## ASSIGNED TASK
Wherever the string "http" occurs in a line of these records, report that line.

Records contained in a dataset

────────────────────────────────────────

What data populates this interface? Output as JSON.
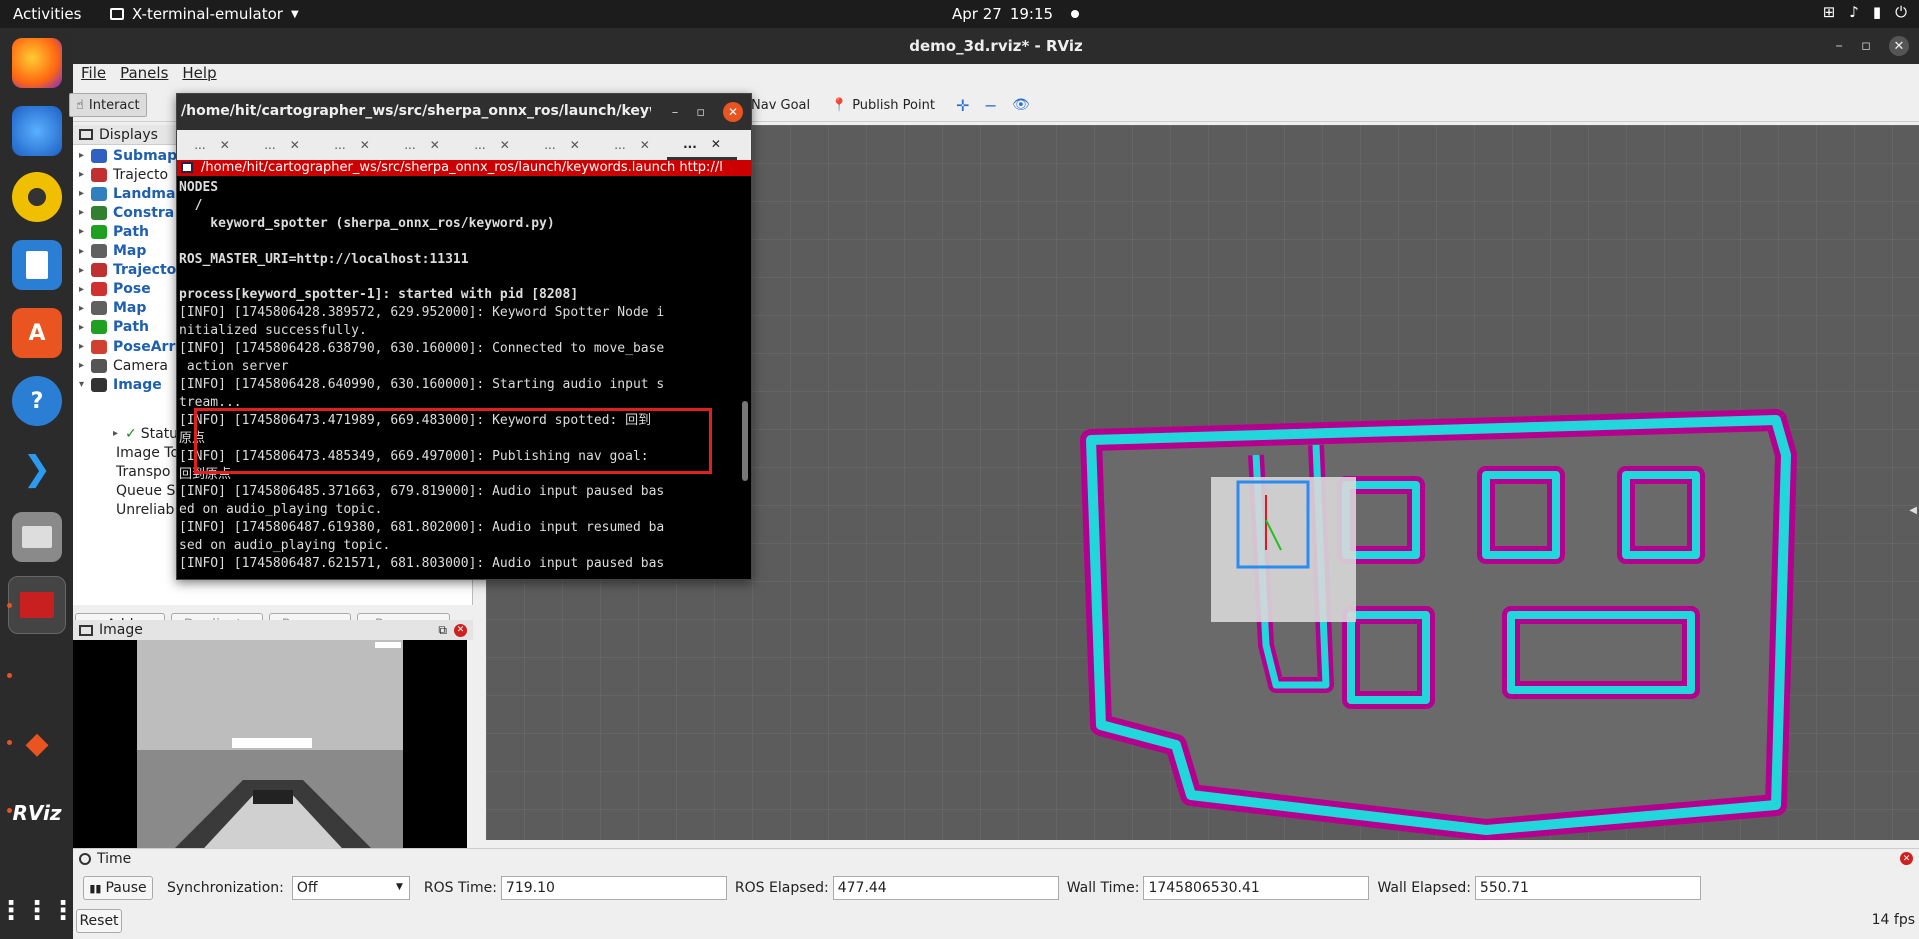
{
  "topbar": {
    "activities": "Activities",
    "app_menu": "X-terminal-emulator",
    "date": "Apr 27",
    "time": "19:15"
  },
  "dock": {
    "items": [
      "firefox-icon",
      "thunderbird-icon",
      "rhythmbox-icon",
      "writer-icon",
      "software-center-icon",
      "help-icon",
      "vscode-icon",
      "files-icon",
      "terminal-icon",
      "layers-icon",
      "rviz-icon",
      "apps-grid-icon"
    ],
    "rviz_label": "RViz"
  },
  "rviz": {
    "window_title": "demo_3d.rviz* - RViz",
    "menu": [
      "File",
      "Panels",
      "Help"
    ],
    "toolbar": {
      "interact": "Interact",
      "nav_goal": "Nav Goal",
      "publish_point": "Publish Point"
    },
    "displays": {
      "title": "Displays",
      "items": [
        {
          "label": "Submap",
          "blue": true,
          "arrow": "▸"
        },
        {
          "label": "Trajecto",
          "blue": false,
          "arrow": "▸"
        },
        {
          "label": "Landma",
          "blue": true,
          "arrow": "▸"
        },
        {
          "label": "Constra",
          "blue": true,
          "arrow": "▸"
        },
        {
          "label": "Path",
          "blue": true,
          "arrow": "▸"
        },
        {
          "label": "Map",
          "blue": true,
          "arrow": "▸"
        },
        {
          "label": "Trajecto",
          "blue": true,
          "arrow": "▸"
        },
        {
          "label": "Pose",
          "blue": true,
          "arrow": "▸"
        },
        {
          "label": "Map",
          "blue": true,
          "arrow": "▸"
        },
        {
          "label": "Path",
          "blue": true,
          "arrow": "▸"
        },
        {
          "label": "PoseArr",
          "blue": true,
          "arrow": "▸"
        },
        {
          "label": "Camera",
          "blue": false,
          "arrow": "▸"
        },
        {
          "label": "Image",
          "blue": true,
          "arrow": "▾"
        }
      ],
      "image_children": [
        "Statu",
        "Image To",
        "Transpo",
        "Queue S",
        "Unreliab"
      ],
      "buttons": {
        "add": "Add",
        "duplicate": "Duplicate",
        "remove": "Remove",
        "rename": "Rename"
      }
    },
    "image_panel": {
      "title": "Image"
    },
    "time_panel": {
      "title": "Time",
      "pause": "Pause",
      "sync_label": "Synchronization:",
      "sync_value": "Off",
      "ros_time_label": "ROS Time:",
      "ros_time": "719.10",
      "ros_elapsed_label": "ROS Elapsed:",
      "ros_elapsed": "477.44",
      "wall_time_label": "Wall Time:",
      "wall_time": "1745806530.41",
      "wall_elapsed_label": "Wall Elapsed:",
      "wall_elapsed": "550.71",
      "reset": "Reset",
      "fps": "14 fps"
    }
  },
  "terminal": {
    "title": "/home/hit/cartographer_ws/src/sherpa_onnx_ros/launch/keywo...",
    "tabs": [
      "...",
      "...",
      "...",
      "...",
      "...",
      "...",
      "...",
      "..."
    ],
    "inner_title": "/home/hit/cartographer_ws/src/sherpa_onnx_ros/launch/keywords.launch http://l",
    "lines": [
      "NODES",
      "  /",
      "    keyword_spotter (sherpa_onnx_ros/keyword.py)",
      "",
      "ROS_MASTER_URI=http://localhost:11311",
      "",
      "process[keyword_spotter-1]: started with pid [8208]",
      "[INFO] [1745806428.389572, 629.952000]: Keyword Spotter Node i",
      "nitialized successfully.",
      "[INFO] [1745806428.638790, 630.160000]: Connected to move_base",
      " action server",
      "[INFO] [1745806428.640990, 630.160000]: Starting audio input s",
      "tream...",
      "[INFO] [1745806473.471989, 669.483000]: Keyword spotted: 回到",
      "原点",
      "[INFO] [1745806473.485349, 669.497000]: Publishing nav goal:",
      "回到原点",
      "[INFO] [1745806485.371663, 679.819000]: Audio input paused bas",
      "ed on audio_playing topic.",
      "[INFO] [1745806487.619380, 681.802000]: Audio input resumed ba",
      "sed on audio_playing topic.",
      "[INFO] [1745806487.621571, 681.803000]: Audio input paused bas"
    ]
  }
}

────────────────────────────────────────

## TASK OUTPUT
    "inner_title": "/home/hit/cartographer_ws/src/sherpa_onnx_ros/launch/keywords.launch http://l",
      "ROS_MASTER_URI=http://localhost:11311",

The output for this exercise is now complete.